--- START ---

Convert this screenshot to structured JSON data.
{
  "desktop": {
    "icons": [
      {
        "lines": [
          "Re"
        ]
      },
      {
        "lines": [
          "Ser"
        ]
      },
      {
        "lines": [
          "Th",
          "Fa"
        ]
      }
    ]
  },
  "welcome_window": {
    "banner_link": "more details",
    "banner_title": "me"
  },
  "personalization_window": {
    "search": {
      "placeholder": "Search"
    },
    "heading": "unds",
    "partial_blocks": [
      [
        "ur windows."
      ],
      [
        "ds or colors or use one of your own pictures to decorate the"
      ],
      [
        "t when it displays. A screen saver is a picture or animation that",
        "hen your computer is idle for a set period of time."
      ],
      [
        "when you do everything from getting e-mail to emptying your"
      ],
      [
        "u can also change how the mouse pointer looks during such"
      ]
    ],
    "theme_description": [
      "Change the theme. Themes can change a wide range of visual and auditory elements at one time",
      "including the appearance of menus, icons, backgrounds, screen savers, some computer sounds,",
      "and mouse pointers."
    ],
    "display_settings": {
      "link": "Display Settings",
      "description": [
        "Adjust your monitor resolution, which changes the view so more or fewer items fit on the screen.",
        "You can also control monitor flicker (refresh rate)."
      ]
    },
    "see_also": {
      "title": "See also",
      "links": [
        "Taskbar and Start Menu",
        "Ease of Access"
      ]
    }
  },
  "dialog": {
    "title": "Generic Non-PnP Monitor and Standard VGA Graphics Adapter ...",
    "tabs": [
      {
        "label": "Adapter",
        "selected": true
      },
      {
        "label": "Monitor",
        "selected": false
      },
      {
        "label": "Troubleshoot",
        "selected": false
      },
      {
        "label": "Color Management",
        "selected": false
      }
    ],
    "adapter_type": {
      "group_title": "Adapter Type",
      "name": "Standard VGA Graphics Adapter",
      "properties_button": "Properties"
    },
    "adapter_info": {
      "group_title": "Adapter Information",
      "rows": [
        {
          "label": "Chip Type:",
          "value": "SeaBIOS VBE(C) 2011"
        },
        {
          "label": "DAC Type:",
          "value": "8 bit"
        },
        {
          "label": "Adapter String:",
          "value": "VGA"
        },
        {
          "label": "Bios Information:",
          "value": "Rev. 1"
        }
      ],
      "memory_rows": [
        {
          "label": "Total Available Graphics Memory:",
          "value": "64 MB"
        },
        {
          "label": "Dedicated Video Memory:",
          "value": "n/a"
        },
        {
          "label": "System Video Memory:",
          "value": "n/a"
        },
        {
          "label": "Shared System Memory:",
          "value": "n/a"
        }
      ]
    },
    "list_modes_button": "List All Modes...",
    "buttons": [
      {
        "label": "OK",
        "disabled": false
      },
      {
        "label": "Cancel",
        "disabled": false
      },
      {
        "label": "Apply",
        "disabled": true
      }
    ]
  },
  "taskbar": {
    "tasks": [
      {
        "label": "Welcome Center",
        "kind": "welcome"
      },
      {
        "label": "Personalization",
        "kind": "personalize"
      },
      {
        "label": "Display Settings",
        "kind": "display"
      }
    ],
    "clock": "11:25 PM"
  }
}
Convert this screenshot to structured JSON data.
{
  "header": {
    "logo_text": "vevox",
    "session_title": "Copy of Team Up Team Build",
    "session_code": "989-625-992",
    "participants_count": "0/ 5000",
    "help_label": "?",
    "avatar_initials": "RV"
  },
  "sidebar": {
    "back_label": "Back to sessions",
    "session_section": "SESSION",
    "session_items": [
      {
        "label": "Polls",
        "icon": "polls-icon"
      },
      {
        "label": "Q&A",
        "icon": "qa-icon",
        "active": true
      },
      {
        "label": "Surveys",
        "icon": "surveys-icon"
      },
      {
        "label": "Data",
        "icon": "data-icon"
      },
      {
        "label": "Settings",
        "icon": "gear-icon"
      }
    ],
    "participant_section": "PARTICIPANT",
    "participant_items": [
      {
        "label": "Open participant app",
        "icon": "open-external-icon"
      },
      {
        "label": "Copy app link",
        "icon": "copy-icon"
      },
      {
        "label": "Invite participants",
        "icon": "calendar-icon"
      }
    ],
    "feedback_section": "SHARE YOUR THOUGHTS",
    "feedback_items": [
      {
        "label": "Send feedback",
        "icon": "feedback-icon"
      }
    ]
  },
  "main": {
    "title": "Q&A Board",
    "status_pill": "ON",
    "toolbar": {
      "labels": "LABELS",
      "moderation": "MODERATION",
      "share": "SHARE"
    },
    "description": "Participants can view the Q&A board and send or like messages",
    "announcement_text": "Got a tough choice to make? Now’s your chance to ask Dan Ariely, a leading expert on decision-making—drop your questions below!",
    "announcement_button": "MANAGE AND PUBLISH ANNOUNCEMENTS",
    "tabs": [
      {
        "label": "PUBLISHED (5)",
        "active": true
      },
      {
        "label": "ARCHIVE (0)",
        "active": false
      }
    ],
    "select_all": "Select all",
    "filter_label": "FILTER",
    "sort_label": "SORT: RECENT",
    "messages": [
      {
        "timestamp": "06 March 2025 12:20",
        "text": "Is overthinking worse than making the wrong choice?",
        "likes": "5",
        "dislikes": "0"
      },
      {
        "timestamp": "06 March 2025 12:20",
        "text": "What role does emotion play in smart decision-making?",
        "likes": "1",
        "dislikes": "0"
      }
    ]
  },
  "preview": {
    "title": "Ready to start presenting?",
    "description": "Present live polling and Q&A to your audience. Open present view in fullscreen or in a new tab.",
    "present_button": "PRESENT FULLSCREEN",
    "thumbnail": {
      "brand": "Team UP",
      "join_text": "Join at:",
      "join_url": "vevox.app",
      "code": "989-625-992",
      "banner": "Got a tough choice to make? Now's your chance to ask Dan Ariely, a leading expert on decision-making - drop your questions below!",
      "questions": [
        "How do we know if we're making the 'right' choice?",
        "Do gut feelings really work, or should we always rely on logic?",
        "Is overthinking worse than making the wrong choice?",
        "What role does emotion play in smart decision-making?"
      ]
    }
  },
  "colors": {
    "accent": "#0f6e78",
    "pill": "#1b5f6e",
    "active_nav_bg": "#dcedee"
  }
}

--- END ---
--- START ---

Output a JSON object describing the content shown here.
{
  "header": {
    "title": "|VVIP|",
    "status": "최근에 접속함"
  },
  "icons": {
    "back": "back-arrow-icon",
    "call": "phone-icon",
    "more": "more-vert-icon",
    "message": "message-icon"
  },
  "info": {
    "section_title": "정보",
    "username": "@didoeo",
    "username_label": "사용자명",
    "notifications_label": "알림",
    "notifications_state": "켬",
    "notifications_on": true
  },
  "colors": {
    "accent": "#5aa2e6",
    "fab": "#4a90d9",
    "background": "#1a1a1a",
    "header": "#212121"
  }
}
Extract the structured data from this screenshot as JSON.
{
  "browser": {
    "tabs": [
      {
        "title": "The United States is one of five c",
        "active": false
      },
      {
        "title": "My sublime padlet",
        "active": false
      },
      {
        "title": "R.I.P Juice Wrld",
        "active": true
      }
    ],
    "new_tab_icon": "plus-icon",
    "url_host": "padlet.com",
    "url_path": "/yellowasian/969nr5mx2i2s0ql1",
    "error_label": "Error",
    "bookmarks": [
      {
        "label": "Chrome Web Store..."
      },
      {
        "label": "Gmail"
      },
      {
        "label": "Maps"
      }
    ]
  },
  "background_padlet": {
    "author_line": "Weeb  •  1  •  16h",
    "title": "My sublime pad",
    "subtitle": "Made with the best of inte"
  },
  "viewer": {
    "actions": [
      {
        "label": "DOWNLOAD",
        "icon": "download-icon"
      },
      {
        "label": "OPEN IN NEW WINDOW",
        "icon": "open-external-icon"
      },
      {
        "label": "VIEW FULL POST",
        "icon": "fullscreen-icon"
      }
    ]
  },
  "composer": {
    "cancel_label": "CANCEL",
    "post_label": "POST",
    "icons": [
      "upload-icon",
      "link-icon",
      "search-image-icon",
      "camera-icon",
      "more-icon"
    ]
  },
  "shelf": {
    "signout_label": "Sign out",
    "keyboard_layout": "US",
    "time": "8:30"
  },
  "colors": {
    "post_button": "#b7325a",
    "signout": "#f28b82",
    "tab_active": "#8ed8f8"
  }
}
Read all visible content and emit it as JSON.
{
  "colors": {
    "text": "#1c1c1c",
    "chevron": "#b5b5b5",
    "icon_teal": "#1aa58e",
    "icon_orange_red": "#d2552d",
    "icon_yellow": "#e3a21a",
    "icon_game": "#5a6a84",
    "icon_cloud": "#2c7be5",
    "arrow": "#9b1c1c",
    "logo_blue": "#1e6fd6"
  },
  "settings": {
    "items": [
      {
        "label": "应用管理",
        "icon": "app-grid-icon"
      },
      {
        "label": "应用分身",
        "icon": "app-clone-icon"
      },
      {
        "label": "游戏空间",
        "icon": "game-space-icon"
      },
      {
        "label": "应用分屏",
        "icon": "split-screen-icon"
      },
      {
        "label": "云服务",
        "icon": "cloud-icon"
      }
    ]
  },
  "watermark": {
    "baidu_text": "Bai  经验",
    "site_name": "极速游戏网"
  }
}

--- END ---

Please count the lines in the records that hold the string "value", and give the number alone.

8